This year marks the 10th annual New York International Latino Film Festival. Arising from its humble origins in 1999, the festival has become the preeminent Latino Film festival in the country, and are debuting new venues: the Clearview Cinemas Chelsea 9 (260 W 23rd St between Seventh and Eight Aves) and the School of Visual Arts Theater (333 W 23rd St between Eight and Ninth Aves.)
John Leguizamo will be the subject of a tribute on Wednesday and will present his film, Where God Left his Shoes (read our review from Tribeca 08 in our Cine Section and Benjamin Bratt will make an appearance in the star-studded red carpet on Opening Night for his new film, La Mission, written and directed by his brother Peter and set in their native San Francisco.

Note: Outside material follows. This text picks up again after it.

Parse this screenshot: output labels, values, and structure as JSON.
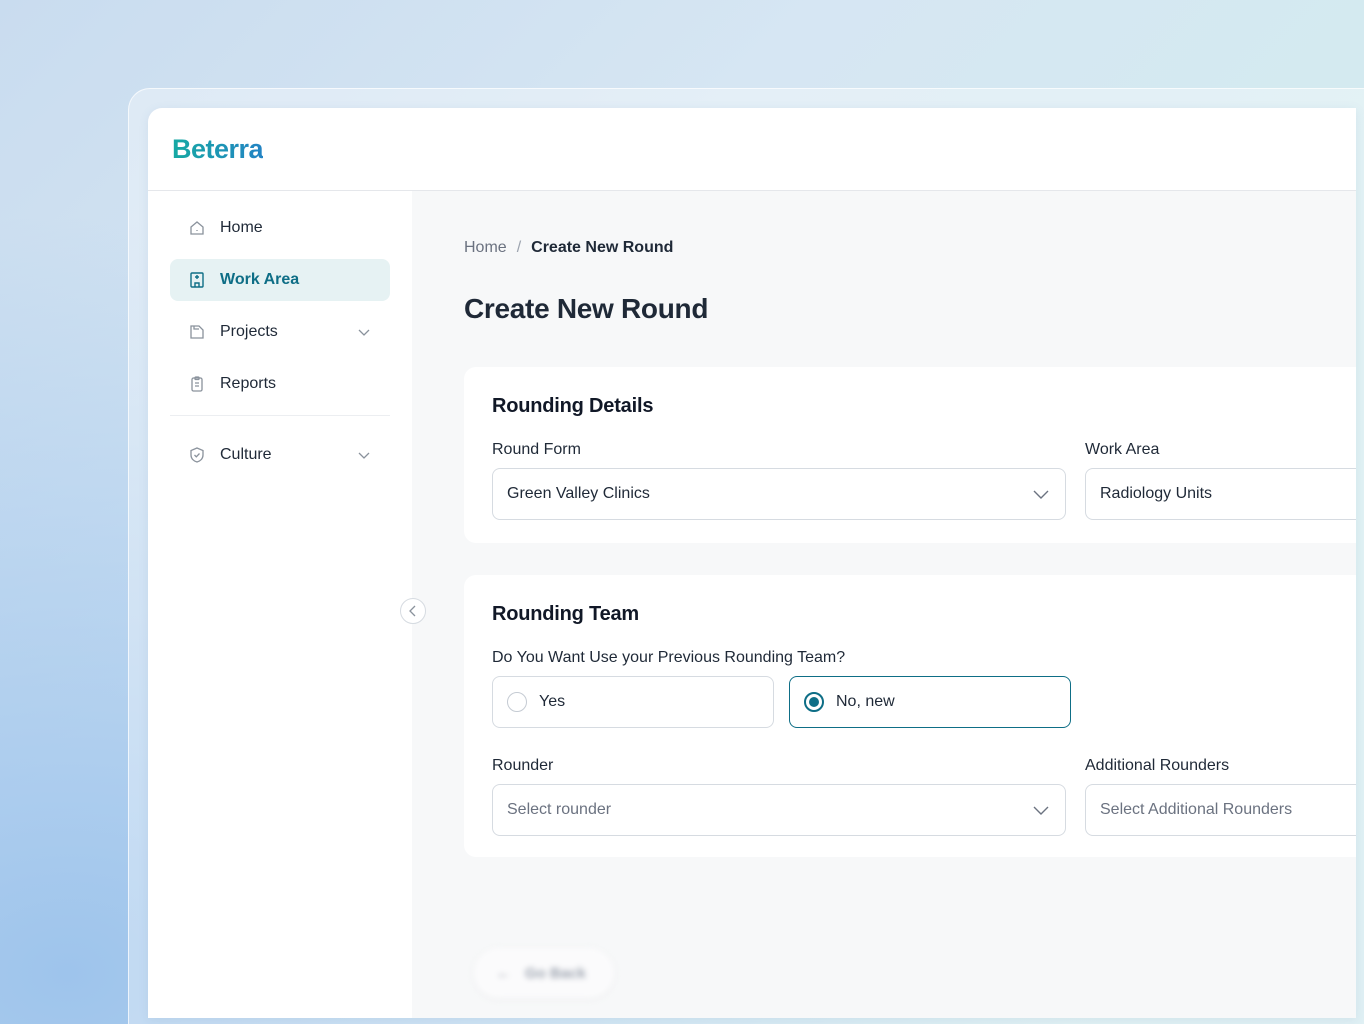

For the cinephile, there are many interesting choices this year, ranging from a battle with a multinational corporation (Crude) to more lighthearted fare, such as the story of a group of lonely men from a town devoid of women in Spain (Esperando Mujeres).
For those who are interested in behind the scenes work, panels detailing the ins and outs of the media industry as well as the portrayals of Hispanics in film over the years are also part of the NYILFF. We at Remezcla have made a short primer on some of the more notable films and panels at the festival. Dig in, see some, hear some and have a good time!
Below The Fold (2007, USA, Roberto Gudino director)
The pen really is mightier than the sword in this documentary. A group of Hispanic journalists in 1984 Los Angeles team up as a response to the media’s largely negative portrayal of Latinos. To that end, they scoured the city to report on the current state of affairs in the Latino community in LA. Through hard work and fine reporting skills, the results were spectacular to say the least and to this day, is referenced in journalism studies.
Bajo La Sal (2008, Mexico, Mario Muñoz director)
A young man who has an odd hobby works in his father’s funeral home. At the same time, a series of brutal murders are occurring near the funeral home. Matters are made worse for the young man when he is suspected of involvement. What could possibly link him to the murders? Maybe it could be his incredibly creepy hobby of making graphic homemade horror films or his anti-social behavior. Starring Humberto Zurita, Plutarco Haza and Ricardo Polanco
Crude (2009, USA, Joe Berlinger director)
Crude sheds some much needed light on an ecological disaster in Ecuador that leaves some activists to call it the “Chernobyl of the Amazon”. It is a real life tale of a David and Goliath style battle. However, while the story of the documentary is driven by oil, it is also a courtroom drama as well as a tale of a rapidly dissappearing way of life. From the director of Metallica: Some Kind of Monster and Paradise Lost.
Esperando Mujeres (2008, Spain, Estephan Wagner director)
In a small town in Spain, a crisis is in full bloom. All of the young womenfolk have fled, leaving behind the men. Los hombres plan a road trip in the hopes of finding a chance of love but are stymied by their inexperience talking to a woman who isn’t family or a hooker. The best part is this: it’s filed under documentaries. This is a true story!
La Milagrosa (2008, Colombia, Rafael Lara director)
The nearly 40 year war between FARC and the Colombian government takes on a more intimate angle as a well-off student is taken hostage and must contend with survival as well as keeping himself sane. Quite a film to check out, especially in the wake of Ingrid Betancourt’s rescue.
La Linea (2008, Mexico/USA, James Cotton director)
In Tijuana, a ruthless drug cartel is planning an expansion into new markets and trade routes. However, a hitman has been sent to stop them and chaos ensues as gun battles break out in broad daylight. Trust us, the film is not far off on the violence in the city. At least in 2008 it seems. Starring Ray Liotta and Andy Garcia.
Where God Left His Shoes (2007, USA, Salvatore Stabile director)
John Leguizamo stars in a film about a down-on-his luck boxer who is taken off a roster and looses his only form of steady employment. Just as things couldn’t get worse, him and his family are evicted from their apartment and are forced to live in a shelter, near the holiday season. He will go on a journey to rescue his family from poverty and have a good…Christmas.
SAG + HOLA Presents: “The Changing Face of Latinos in Media in the 21st Century”
There was a time where Latinos were perceived in the narrowest of definitions; from crime to exotic creatures and worse. However, with the fact that America is becoming more Latino by the minute (Reconquista time!), the media has changed its tune and more diverse portrayals of Hispanics are coming to light. With that in mind, check out this panel which shows just how it started to change and where the future lies.
GET IN AND STAY IN (Networking Do’s and Don’ts)
Making a name for yourself in showbiz is a hard thing to do. This panel shows you the ins and outs of networking in an industry where connections and social circles matter just as much as skill.